News Programming

New MySpace Apps: Random Band Names and Random Advice

I now have two apps live on MySpace, Random Advice and Random Band Names. The core functionality is exactly the same as what’s on Leon’s Random Generators. Both of them place content on your MySpace profile. You can see them in action on my profile page,

It’s somewhat obtuse to get the apps on your own profile. Visit the app’s profile page (linked above). Click the button to add the app. Then, modify your profile and add the “module”. (I’m hand-waving a bit here). I think you must be upgraded to the 2.0 version of profiles.

Despite my bickering about how I was fighting with the approval process last month, I did get the advice generator active. The band names app was approved within hours. So maybe they like to hassle unproven developers. In any event, the advice generator has been live for less than a month and has 116 “active users”. I’m not clear if that means installs, or if people have activated the module in their profile. I can’t find any examples of profiles with it installed.

Creative Pursuits

Leon’s Random Generators Appreciation Society

Now appearing on Facebook…a fan club for the random generators.


Random Facebook Status Messages, Delivered Daily

Late last year, I knocked out a little facebook app that pushed a random status message into your facebook account. I used it as an excuse to learn about the API. It was particularly good because it’s one thing to simply put content up into facebook. It’s another thing to update a user’s status. I got to the idea by way of suggestinon from my buddy, John Szeder. He wanted his status to update without having to log in.

For many months, my little app didn’t do that, exactly. You still had to log in, click into the app and then click a submit button. I knew exactly how to make it automatic, but I let myself be lazy. I thought that if a user never came to use my app, he would never think about my app or see a bit of advertisement. Although I have no expectations that this app will generate real revenue, it’s fun to pretend it might. It’s good practice.

I should take a second here to reveal a “secret”. It’s not really a secret, because it’s easy to find if you want. I’ll tell you now. You can learn a lot of good ideas if you pay attention to Steve Gillmor and his Gillmor Gang. I have had the fortune of having discovered him about three years ago, plus I have a 35-minute commute that gives me a ample time to listen to the podcasts. Sometimes the ideas shared on the show simply spark my imagination. This time they gave me an idea I could use.

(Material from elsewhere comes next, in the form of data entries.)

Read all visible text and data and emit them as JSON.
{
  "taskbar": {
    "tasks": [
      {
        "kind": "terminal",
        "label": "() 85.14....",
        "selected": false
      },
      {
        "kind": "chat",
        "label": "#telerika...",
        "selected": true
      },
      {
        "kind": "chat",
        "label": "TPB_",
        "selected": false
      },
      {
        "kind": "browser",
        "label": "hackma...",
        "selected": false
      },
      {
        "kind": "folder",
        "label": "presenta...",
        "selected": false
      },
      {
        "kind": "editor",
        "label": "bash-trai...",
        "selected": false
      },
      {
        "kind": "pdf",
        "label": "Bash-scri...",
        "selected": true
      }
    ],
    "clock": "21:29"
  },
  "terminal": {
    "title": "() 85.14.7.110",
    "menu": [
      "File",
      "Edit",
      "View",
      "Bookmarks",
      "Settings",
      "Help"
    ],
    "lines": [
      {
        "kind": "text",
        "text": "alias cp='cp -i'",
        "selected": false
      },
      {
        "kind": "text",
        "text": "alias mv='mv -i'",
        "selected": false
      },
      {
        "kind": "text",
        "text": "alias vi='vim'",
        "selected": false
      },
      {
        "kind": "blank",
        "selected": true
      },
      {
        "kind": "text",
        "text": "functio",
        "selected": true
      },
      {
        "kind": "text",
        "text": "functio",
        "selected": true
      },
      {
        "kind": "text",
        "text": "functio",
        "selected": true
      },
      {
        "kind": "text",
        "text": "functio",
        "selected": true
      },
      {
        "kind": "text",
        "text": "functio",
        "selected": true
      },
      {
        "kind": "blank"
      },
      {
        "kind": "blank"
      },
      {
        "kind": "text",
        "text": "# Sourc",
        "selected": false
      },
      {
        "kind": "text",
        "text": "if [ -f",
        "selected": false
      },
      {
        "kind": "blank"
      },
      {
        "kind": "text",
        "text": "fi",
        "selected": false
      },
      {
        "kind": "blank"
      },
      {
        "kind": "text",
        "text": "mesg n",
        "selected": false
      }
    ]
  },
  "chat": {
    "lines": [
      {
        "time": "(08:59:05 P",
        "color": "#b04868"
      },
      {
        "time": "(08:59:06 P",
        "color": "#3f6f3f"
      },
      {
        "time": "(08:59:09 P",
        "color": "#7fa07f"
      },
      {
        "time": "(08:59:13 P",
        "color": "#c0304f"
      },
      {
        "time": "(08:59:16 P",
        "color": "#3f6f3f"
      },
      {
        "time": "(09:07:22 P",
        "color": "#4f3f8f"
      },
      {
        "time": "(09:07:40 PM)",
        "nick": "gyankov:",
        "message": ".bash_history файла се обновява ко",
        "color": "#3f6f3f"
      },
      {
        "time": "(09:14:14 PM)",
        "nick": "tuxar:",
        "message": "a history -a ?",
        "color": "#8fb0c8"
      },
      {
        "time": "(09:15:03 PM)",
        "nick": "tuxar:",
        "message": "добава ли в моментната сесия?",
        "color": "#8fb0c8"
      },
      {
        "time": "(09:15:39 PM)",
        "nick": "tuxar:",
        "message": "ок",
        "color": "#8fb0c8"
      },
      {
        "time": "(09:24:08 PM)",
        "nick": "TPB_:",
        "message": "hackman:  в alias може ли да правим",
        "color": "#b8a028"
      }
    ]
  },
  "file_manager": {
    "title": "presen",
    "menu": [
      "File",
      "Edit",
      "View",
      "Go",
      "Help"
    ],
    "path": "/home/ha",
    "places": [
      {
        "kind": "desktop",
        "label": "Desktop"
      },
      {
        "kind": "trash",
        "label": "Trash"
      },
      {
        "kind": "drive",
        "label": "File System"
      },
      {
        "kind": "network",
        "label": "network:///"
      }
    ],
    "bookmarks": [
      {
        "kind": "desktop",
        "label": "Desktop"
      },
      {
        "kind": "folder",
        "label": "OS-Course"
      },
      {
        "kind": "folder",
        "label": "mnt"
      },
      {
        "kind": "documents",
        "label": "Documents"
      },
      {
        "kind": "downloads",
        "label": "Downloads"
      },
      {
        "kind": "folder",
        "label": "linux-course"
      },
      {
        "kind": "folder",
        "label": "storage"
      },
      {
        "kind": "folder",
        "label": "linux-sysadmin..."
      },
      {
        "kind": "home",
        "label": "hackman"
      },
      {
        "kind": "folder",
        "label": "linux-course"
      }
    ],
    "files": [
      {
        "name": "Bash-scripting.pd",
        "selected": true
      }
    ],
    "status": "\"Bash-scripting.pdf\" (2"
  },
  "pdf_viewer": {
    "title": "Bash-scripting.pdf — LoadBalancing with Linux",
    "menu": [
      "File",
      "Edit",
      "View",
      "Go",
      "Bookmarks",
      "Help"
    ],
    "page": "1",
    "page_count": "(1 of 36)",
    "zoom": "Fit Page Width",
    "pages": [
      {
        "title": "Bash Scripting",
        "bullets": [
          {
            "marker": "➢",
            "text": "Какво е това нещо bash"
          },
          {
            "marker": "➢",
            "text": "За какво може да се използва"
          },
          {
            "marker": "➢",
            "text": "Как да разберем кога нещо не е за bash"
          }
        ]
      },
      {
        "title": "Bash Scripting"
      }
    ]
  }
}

The particular idea was that every message on Twitter is an advertisement. As is typical with a Gillmorism, the metaphorical nature of this idea encourages you to leave your dictionary on your desk. Steve went for at least a year straight saying that MS Office was dead. It’s not that it makes no money. It’s not that no one uses it. It’s just that it’s headed for anilation, but hardly anyone has noticed yet.

So, don’t try to take this too literally. A tweet is not a billboard shouting at you about cigarettes that you don’t care to smell, much less smoke. Twitter is a medium for transmitting ideas that you might be interested. It’s smart because it allows you to opt in for those ideas. You’re smart because you chose emitters that you hope will send the type of ideas you’re interested in.

If a tweet is an adverstisement, then so is a facebook status. I’m already funneling all of my tweets into my facebook status. Therefore, they are the same thing. Most people are using the status messages to advertise to their friends the trivia of what they are doing. Some people use them to share links. I’m using them to send people to a random Amazon search on the off chance it will be amusing and they will buy something.

Granted, it’s a fine line. I think my weird, random status messages are interesting. So do about 15 other people (right now). Maybe their friends like it. Maybe their friends find it annoying. Maybe those people like that their friends find it annoying. If I were pushing 20th century shout-style ads, I bet people would be angry.